While Otis Dozier was developing a semi realistic style that would earn him a place among the Dallas Nine as one of the greatest of all Texas regionalist artists, he was also teaching a most unlikely pupil and the result would change the face of art in America. Thomas Hart Benton was that pupil. Benton was born in 1889 in a small town in Missouri, but that didn’t stop him from getting a world class education in art.

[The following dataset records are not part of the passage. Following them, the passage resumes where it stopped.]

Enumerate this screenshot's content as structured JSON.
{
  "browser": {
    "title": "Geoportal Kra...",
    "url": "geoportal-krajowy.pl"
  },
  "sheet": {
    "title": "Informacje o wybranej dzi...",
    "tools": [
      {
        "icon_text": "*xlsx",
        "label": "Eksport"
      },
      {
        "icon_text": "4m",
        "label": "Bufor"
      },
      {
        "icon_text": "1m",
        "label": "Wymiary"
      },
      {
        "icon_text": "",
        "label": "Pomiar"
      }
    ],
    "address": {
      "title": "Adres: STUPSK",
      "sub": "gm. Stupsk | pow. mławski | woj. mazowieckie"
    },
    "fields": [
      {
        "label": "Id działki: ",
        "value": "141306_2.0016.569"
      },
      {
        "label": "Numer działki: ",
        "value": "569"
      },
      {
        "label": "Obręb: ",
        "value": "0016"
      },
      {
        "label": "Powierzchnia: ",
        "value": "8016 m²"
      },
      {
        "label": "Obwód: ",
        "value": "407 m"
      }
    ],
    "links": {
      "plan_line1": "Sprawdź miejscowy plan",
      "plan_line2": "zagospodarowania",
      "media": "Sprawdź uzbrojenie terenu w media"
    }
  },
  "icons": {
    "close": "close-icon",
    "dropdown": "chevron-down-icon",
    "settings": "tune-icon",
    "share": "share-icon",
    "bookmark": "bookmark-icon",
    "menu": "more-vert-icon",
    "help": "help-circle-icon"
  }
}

He studied at the Art Institute of Chicago and in Paris, France, before settling in the early 1920s in New York City to begin his career. This was a strange move for an artist who described himself as the “enemy of modernism”, the style that had dominated Western art since French impressionism. Most serious New York artists were modernists, drawing impression from art stretching as far back as the 1886 exhibition of 300 works by Monet, Degas, Manet, Pissarro and many other French impressionists.
Benton, though, was interested in portraying the everyday life of farmers, laborers in the American landscape. He did so in a very dramatic style, but with plenty of realism to make sure his art was accessible to the people he portrayed. Benton spent as much time as he could, crisscrossing the American Midwest, sketching and painting the occasional public mural, which he would do much more later on.
When he was in New York, he taught at the Art Student League, the most influential art school at the time. One of his students was an intense but chronically inebriated young man from Wyoming named Jackson Pollock. Early on, Pollock was a mediocre artist at best. Under Benton’s tutelage, he matured as an artist, even though he once claimed Benton gave him something to rebel against.
Whatever the nature of their relationship, Pollock and his drip paintings were featured in Life magazine in 1949. He was officially America’s first artist celebrity. Pollock’s work and that of his peers who made up the New York school, became known as Abstract Expressionism, which was one of the major art movements of the 20th century. Look for the silkscreen by James Brooks in the gallery titled Concord.
He was an abstract expressionist and friends with Jackson Pollock and his wife, Lee Krasner. In ten short years, a major shift in the focus of art occurred in the United States. And even earlier in Great Britain, artists moved away from the emotional nature of abstract expressionism in favor of a coolly ambivalent style. They adopted hands off processes like silk-screening to separate their work as far as possible from the deeply personal paintings created by members of the New York School. For subject matter they looked at everyday images from graphic art sources like comics and advertisements. Their art became known as pop art short for popular art. The importance of their collective vision cannot be overestimated. It marked the end of modern art and ushered in what is now called postmodernism. The galleries full of their work look for prints by Robert Rauschenberg, Roy Lichtenstein, James Rosenquist, Andy Warhol and Edward Ruscha.